The sun marches north for about six months, then, on the summer solstice, does an about-face at 23-1/2 degrees latitude and heads south.
The sun will be farthest north this year on June 21.
You would think that north of 23-1/2 degrees, June 21 would be the hottest day of the year. But it almost never is.
Seasonal Lag Causes Maximum Temperatures To Occur In July Or August In Most Places
In the winter, with the sun low in the sky, temperatures plummet. As spring and then summer come, and the sun climbs higher, the ground warms, but to overcome the effect of the winter, the sun continues to heat the atmosphere until a balance is achieved between incoming and outgoing radiation.
The date of that balance depends on proximity to the ocean.
Oceans distribute the heat of the sun quickly and efficiently, and ocean surface temperatures respond only slowly to increased sunlight. In many places, the ocean reaches its maximum temperature in September. The land holds the sun’s heat at the surface and distributes it quickly to the atmosphere.
Places far from the sea reach their yearly maximum temperature earlier than those near the water. In the desert, where the temperature is dependent almost entirely on daily heating, the maximum may occur very close the solstice.
Here are some samples of the dates of maximum temperature:
- Atlanta, July 28
- Boston, July 20
- London, August 1
- Moscow, July 20
- San Francisco, June 26
- Phoenix, July 5
- St. Louis, July 14
- Honolulu, Sept. 2

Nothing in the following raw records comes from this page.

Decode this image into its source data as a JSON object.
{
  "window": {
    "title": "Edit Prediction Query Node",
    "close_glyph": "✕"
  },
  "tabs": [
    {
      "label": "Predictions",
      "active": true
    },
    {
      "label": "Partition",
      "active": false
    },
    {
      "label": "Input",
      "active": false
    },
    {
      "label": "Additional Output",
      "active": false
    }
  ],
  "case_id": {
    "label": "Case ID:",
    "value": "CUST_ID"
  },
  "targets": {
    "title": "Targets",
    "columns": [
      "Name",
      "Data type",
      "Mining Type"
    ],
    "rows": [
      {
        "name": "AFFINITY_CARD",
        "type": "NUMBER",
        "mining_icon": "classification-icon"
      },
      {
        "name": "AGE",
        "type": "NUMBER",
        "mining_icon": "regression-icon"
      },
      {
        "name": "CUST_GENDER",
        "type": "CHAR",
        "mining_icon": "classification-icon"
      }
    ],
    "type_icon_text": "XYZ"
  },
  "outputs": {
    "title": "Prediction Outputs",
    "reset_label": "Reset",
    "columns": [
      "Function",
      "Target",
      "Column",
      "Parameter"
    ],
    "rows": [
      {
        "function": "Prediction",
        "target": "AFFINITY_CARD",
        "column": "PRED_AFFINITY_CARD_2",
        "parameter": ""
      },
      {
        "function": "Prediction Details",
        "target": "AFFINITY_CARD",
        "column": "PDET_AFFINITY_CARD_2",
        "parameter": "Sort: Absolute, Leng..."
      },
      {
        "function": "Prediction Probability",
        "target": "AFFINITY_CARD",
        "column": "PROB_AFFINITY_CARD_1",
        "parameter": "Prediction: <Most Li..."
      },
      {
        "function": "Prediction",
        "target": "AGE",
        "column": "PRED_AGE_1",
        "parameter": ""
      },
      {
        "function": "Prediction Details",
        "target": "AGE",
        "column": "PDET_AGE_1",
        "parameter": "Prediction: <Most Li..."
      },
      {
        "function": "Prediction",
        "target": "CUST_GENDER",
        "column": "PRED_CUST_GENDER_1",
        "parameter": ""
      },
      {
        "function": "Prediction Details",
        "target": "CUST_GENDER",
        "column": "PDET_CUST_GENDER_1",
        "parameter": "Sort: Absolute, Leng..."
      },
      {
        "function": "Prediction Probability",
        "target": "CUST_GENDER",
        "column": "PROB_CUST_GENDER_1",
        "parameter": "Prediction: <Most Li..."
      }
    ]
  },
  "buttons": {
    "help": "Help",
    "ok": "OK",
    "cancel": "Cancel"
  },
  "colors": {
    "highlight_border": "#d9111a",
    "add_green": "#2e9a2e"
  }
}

- Mumbai, India, May 16
Local Influences Can Cause Exceptions To The Maximum Temperature Rule
The entry of Mumbai in the chart above may look like an error — but it is not. India experiences a monsoon, which brings offshore (land to sea) winds in the winter and onshore (can you guess?) winds in the summer. Mumbai, on the coast, is one of the first places to receive the wind shift, and this normally occurs in May.

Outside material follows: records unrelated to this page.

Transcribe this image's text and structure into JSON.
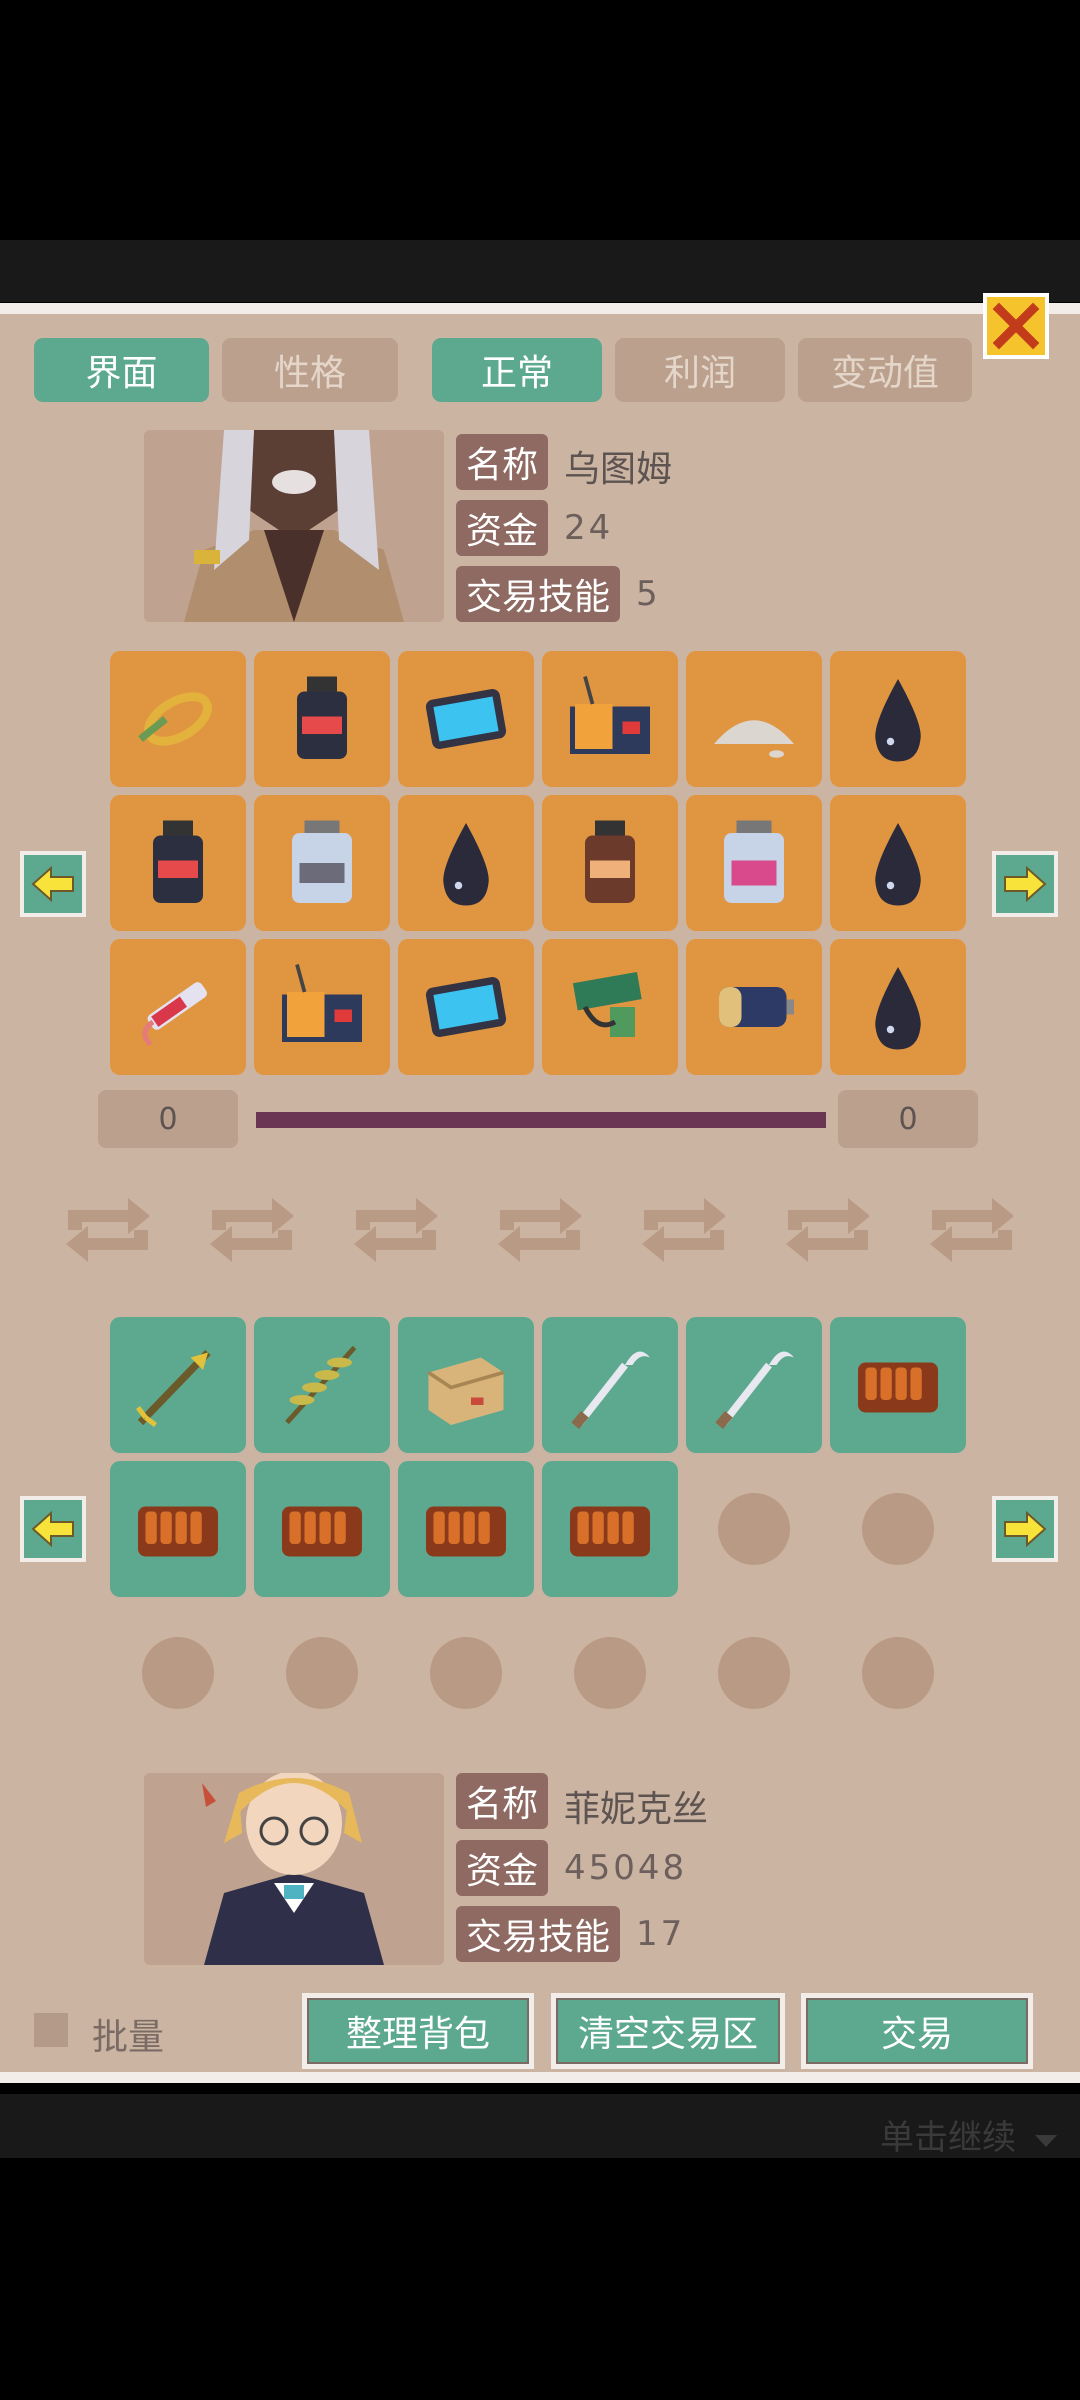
{
  "tabs": {
    "view": "界面",
    "personality": "性格",
    "normal": "正常",
    "profit": "利润",
    "change_value": "变动值"
  },
  "merchant": {
    "name_label": "名称",
    "name": "乌图姆",
    "funds_label": "资金",
    "funds": "24",
    "skill_label": "交易技能",
    "skill": "5"
  },
  "player": {
    "name_label": "名称",
    "name": "菲妮克丝",
    "funds_label": "资金",
    "funds": "45048",
    "skill_label": "交易技能",
    "skill": "17"
  },
  "trade": {
    "left_count": "0",
    "right_count": "0"
  },
  "buttons": {
    "batch": "批量",
    "sort": "整理背包",
    "clear": "清空交易区",
    "trade": "交易"
  },
  "hint": "单击继续",
  "merchant_items": [
    "rope",
    "dark-bottle",
    "tablet",
    "radio",
    "powder-pile",
    "oil-drop",
    "dark-bottle",
    "glass-jar",
    "oil-drop",
    "brown-bottle",
    "pink-jar",
    "oil-drop",
    "syringe",
    "radio",
    "tablet",
    "circuit-board",
    "battery",
    "oil-drop"
  ],
  "player_items": [
    "arrow",
    "herb-branch",
    "cardboard-box",
    "hook-blade",
    "hook-blade",
    "ammo-belt",
    "ammo-belt",
    "ammo-belt",
    "ammo-belt",
    "ammo-belt"
  ],
  "colors": {
    "accent_green": "#5da98f",
    "slot_orange": "#e09641",
    "close_yellow": "#f5c42c",
    "label_brown": "#8e6a62"
  }
}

Summer Is Longer Than Winter
Though it may not have seemed so in a practical sense to inhabitants of the eastern United States this year, technically summer is longer than winter by both meteorological and astronomical measures.

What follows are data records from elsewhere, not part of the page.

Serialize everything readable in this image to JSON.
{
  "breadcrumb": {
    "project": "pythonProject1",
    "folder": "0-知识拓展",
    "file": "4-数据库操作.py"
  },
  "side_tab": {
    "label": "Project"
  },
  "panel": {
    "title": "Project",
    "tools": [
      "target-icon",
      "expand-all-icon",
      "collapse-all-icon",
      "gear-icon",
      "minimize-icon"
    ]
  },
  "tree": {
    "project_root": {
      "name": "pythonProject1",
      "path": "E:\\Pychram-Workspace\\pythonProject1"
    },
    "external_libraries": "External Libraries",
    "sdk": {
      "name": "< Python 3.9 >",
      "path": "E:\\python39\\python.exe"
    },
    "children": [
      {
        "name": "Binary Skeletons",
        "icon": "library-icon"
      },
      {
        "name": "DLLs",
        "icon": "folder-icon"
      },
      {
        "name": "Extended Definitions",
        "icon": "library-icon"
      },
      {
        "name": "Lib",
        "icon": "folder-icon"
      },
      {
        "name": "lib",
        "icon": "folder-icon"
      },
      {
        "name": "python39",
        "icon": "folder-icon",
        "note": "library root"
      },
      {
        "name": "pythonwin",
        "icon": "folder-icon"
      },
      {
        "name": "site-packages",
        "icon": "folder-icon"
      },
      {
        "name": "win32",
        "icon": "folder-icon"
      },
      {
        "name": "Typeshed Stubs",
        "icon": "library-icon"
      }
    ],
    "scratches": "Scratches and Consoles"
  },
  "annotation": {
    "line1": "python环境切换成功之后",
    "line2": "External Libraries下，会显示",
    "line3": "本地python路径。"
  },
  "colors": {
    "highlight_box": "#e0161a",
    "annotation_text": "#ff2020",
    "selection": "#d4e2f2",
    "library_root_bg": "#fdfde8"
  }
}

Meteorological summer is June, July, and August: 92 days. Winter is December, January, and February: 90 days (91 on leap years). This is entirely due to the shortness of February. So you might think that the astronomical seasons would be equal, since they do not depend on the number of days in any month, but go strictly by the sun’s position in the sky.
But there’s a catch — and it means astronomical summer is actually longer relative to winter than its calendar counterpart.
The Orbit Of The Earth Around The Sun Is Not Round
As the earth revolves around the sun, it comes closest in its elliptical path on January 3; it is farthest away on July 4.
According to Kepler’s second law of orbital motion, a planet sweeps out equal areas in equal amounts of time. The earth speeds up at perihelion (closest approach to the sun) and whizzes through winter in 89 days, while it languishes 94 days for summer.
Effect Of The Earth’s Eccentric Orbit On The Weather
The earth is about three million miles closer to the sun in January than in July. It would seem that this would make the seasons more extreme in the southern hemisphere and less in the northern — but this is not the case.
Because of the distribution of land masses (two-thirds of earth’s land surface is in the northern hemisphere) and the contribution of local effects, the seasons actually vary quite a bit more in the northern hemisphere.
What Good Is The Solstice?
The French, ever resourceful, decided in 1982 that the summer solstice would be a good time to celebrate with music. Their idea, Fete de la Musique, has spread to over 500 cities in over 100 countries.
The solstice is obviously a good day to have a rockin’ good time; so let’s paaahty!